NaNoWriMo Diaries #3: Taking a Break & Falling Behind

Welcome to the end of the second week—and the beginning of the third—for NaNoWriMo 2020. This has been a relatively challenging seven days for me in terms of consistency with daily writing and also dealing with creative blocks. Today I wanted to chat briefly about the relief and hardships that come with taking breaks and the setbacks that arise in light of them. To any new folx here, NaNoWriMo Diaries is a Sunday segment I began to track my first-time experiences with this community-based event. The first entry can be found here and the second one here.

On Monday (9th November), I had felt excellently about the progress that I had made in my first week. Between the chapter outlines, world-building, and the handful of chapters written, I had a marvellously constructive kick-start. This positive and productive energy followed me into the second week as well. However, on Wednesday (11th November), I became sick with the seasonal cold and found myself unable to concentrate on any activity that did not involve resting and indulging in comforting cartoons. My writing took a relatively huge hit and I felt utterly dejected.

Sometime during my rest and recovery, I remember having nightmares about my laptop and highlight pens coming to life and berating me for falling behind on my word count. When I awoke, I was so overcome with anxiety that once I did get over my cold, I could not write a single word, not even with regard to note-taking. Feeling frustrated, I meditated for about half an hour and asked myself three important questions:

  • Why am I really stuck? – This is an essential inquiry because on occasion when I am working on a creative project, if I find myself hitting metaphorical walls, I have discovered that it is almost always due to an underlying issue that I am too afraid to confront.
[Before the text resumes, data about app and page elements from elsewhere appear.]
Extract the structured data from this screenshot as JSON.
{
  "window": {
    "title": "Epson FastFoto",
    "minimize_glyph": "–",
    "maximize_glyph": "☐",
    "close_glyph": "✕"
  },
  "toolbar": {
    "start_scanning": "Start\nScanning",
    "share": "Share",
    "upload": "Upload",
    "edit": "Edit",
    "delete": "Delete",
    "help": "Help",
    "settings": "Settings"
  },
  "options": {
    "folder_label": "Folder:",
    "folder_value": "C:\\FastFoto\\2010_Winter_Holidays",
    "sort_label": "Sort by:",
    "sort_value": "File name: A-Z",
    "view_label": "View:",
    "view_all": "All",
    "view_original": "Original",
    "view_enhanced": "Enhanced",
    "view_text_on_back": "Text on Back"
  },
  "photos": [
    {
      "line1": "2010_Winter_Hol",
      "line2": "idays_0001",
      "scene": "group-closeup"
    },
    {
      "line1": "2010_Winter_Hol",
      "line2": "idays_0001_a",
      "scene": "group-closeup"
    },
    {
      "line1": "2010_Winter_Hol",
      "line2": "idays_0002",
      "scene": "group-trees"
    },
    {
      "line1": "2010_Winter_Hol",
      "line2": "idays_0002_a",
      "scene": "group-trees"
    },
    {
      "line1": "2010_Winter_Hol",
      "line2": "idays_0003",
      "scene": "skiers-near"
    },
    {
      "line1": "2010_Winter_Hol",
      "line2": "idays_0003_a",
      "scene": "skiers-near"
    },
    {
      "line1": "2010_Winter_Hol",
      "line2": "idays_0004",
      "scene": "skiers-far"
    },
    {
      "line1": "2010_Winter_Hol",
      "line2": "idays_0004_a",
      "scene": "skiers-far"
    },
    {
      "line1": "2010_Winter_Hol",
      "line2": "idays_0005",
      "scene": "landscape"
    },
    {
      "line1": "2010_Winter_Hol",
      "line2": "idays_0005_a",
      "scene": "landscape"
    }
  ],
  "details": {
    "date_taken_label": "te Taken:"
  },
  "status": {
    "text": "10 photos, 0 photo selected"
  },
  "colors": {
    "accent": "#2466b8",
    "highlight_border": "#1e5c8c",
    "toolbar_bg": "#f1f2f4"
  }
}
For NaNoWriMo, I had to figure out if the problems plaguing my mental well-being were indeed related to anxiety from falling behind, or if there was a whole other issue that I had not realised yet.
  •  What caused this issue? – The next thing to ponder are the motives behind the blocks. For example, last year while working on a short story collection, I found that the experiences that I had used as inspiration for the collection no longer fit with the person I had become (i.e.: depressed and in a dark place versus being psychologically stable and assured). I had to find a way to tap into my old self in order to keep writing without deprecating the positive changes I had made. Here with my current writing block, it was a matter of deciphering where the creative lines were being shut-off and working to open them back up.
  • Should I step away? – This is a technique that I struggle with the most, more so being a workaholic who likes to constantly stay busy and productive. Once I uncover the cause of my dilemmas, I try to formulate ways of resolving them. However, if I work at solution-hunting for too long or too exhaustively, then it can significantly exacerbate the issues at hand. In this case, if I kept trying to push through my rut, then eventually even looking at my laptop would fill me with an overwhelming sense of dread and enervation, which are not feelings I want to be associated with my project.

By the end of my contemplations, I decided to take a much-needed mental health break. The downside of stepping away is that I will remain behind on my current word count, and this debt shall only increase as each day goes by. Nevertheless, the space away will also provide me with an opportunity to rejuvenate my brain energy and my physical energy, which shall then allow me to work diligently for long hours at a time without burning out or being overcome with incredible bouts of fatigue.

Where there is an unexpected setback, there shall undoubtedly also be an unforeseen opportunity!

I will be honest. I am still stressed out about the low numbers on this project, but I also like to remind myself that life is extremely unpredictable. Sometimes things will happen outside of my control—like catching a cold—and I will need to learn to adapt accordingly. Life is also incredibly flexible and fortified as well. Where there is an unexpected setback, there shall undoubtedly also be an unforeseen opportunity!

Going into the third week, my main focus will be to write as much as I possible can in order to get back onto track with my manuscript. Even so, I will not rush to the point that the quality of my writing or the integrity of my story shall suffer. The key will be finding a balance that works best.